Three studies compared exercise-only programs to standard hospital care, while six focused on multidisciplinary care programs that included physical activity. Each of the programs began within the first few days of hospitalization and was administered by medical, nursing or allied health staff.

Most of the fitness-oriented programs encouraged a regular walking regimen, and some also incorporated other exercises. All were designed to maintain or improve patients' ability to perform their normal activities of daily living, de Morton said.

There were no clear improvements among patients in the three exercise-only programs, which included fewer than 700 participants.

Patients receiving multidisciplinary care, however, went home one day earlier than those in standard care programs. In addition, six more patients out of 100 went directly home instead of to another health care facility such as a rehabilitation center.

The bill for each patient in the team-based programs was also nearly $300 lower. Since older adults account for almost half of U.S. hospital bed days, these figures could translate into substantial health care savings, according to the review.

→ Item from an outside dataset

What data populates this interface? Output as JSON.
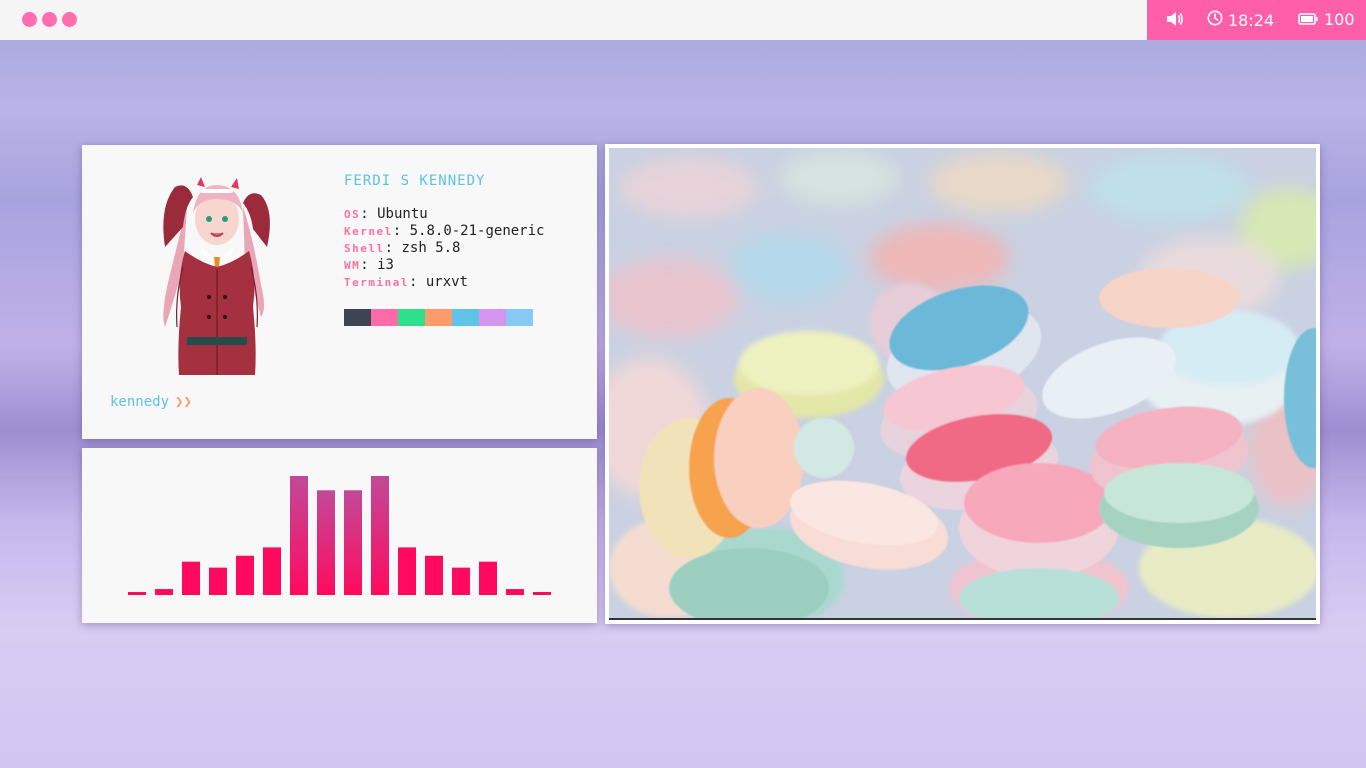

There was no increase in mortality of patients participating in the exercise programs.

The authors acknowledge that factors other than physical activity